In the copy of the lines below, leave out pictures and print everything else exactly.

Given records:
+-------+

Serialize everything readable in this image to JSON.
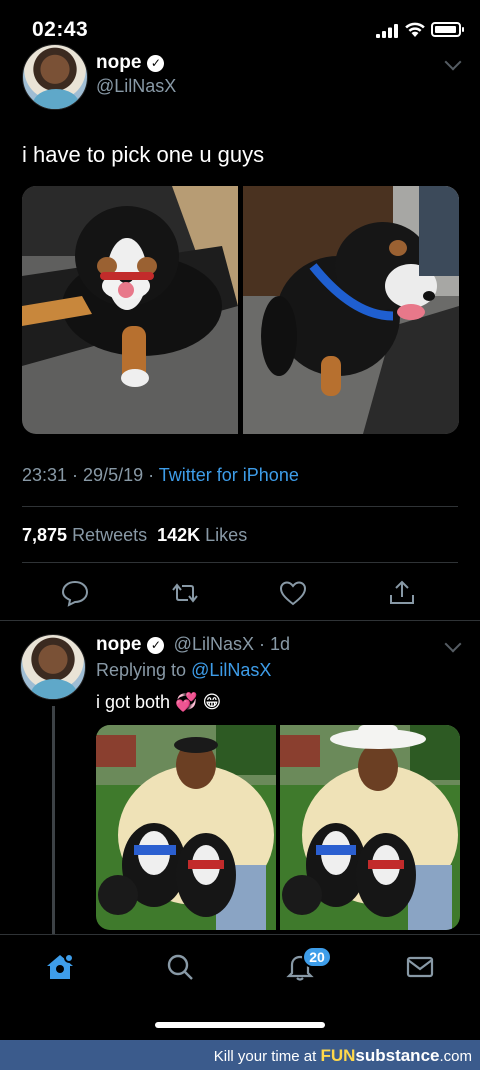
{
  "status_bar": {
    "time": "02:43"
  },
  "tweet": {
    "author_name": "nope",
    "author_handle": "@LilNasX",
    "text": "i have to pick one u guys",
    "timestamp": "23:31 · 29/5/19 · ",
    "source": "Twitter for iPhone",
    "retweet_count": "7,875",
    "retweet_label": "Retweets",
    "like_count": "142K",
    "like_label": "Likes",
    "photos": [
      {
        "subject": "bernese-puppy-red-collar"
      },
      {
        "subject": "bernese-puppy-blue-collar"
      }
    ],
    "actions": [
      "reply-icon",
      "retweet-icon",
      "like-icon",
      "share-icon"
    ]
  },
  "reply": {
    "author_name": "nope",
    "author_handle": "@LilNasX · 1d",
    "replying_prefix": "Replying to ",
    "replying_to": "@LilNasX",
    "text": "i got both ",
    "emojis": "💞 😁",
    "photos": [
      {
        "subject": "man-with-two-puppies-no-hat"
      },
      {
        "subject": "man-with-two-puppies-cowboy-hat"
      }
    ]
  },
  "tab_bar": {
    "items": [
      "home-icon",
      "search-icon",
      "notifications-icon",
      "messages-icon"
    ],
    "active": "home-icon",
    "notifications_badge": "20"
  },
  "watermark": {
    "prefix": "Kill your time at ",
    "brand_fun": "FUN",
    "brand_rest": "substance",
    "brand_tld": ".com"
  },
  "colors": {
    "background": "#000000",
    "accent": "#3e9de9",
    "secondary_text": "#8899a6",
    "divider": "#2f3336",
    "watermark_bar": "#3b5b8c"
  }
}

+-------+

Finished exercise:
Serialize everything readable in this image to JSON.
{
  "status_bar": {
    "time": "02:43"
  },
  "tweet": {
    "author_name": "nope",
    "author_handle": "@LilNasX",
    "text": "i have to pick one u guys",
    "timestamp": "23:31 · 29/5/19 · ",
    "source": "Twitter for iPhone",
    "retweet_count": "7,875",
    "retweet_label": "Retweets",
    "like_count": "142K",
    "like_label": "Likes",
    "photos": [
      {
        "subject": "bernese-puppy-red-collar"
      },
      {
        "subject": "bernese-puppy-blue-collar"
      }
    ],
    "actions": [
      "reply-icon",
      "retweet-icon",
      "like-icon",
      "share-icon"
    ]
  },
  "reply": {
    "author_name": "nope",
    "author_handle": "@LilNasX · 1d",
    "replying_prefix": "Replying to ",
    "replying_to": "@LilNasX",
    "text": "i got both ",
    "emojis": "💞 😁",
    "photos": [
      {
        "subject": "man-with-two-puppies-no-hat"
      },
      {
        "subject": "man-with-two-puppies-cowboy-hat"
      }
    ]
  },
  "tab_bar": {
    "items": [
      "home-icon",
      "search-icon",
      "notifications-icon",
      "messages-icon"
    ],
    "active": "home-icon",
    "notifications_badge": "20"
  },
  "watermark": {
    "prefix": "Kill your time at ",
    "brand_fun": "FUN",
    "brand_rest": "substance",
    "brand_tld": ".com"
  },
  "colors": {
    "background": "#000000",
    "accent": "#3e9de9",
    "secondary_text": "#8899a6",
    "divider": "#2f3336",
    "watermark_bar": "#3b5b8c"
  }
}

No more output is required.